▸ What the task asks
Each line that contains the word "content" is to be copied from the records below.

[App and web page records]
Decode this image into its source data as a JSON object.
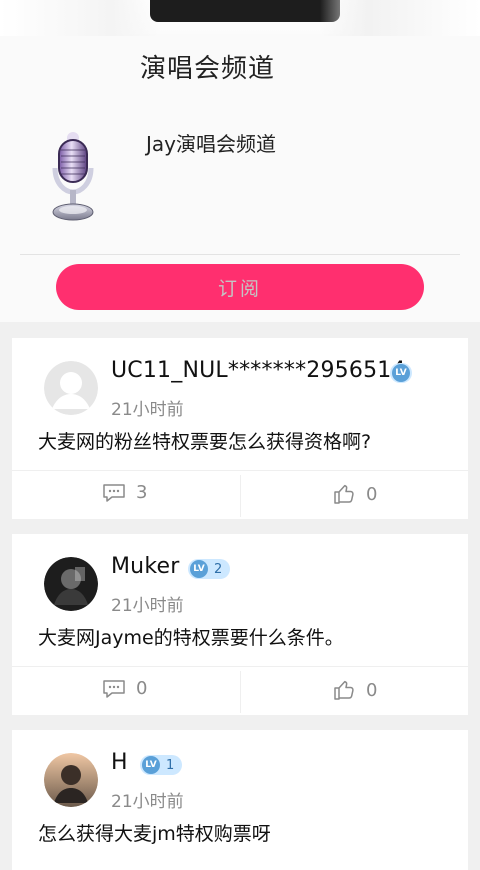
{
  "header": {
    "title": "演唱会频道"
  },
  "channel": {
    "name": "Jay演唱会频道",
    "subscribe_label": "订阅",
    "icon": "microphone-icon"
  },
  "posts": [
    {
      "username": "UC11_NUL*******2956514",
      "level": "",
      "time": "21小时前",
      "content": "大麦网的粉丝特权票要怎么获得资格啊?",
      "comments": "3",
      "likes": "0"
    },
    {
      "username": "Muker",
      "level": "2",
      "time": "21小时前",
      "content": "大麦网Jayme的特权票要什么条件。",
      "comments": "0",
      "likes": "0"
    },
    {
      "username": "H",
      "level": "1",
      "time": "21小时前",
      "content": "怎么获得大麦jm特权购票呀"
    }
  ],
  "badge_text": "LV",
  "colors": {
    "accent": "#ff2f6f",
    "badge": "#5aa0d8"
  }
}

▸ Result of the exercise
      "content": "大麦网的粉丝特权票要怎么获得资格啊?",
      "content": "大麦网Jayme的特权票要什么条件。",
      "content": "怎么获得大麦jm特权购票呀"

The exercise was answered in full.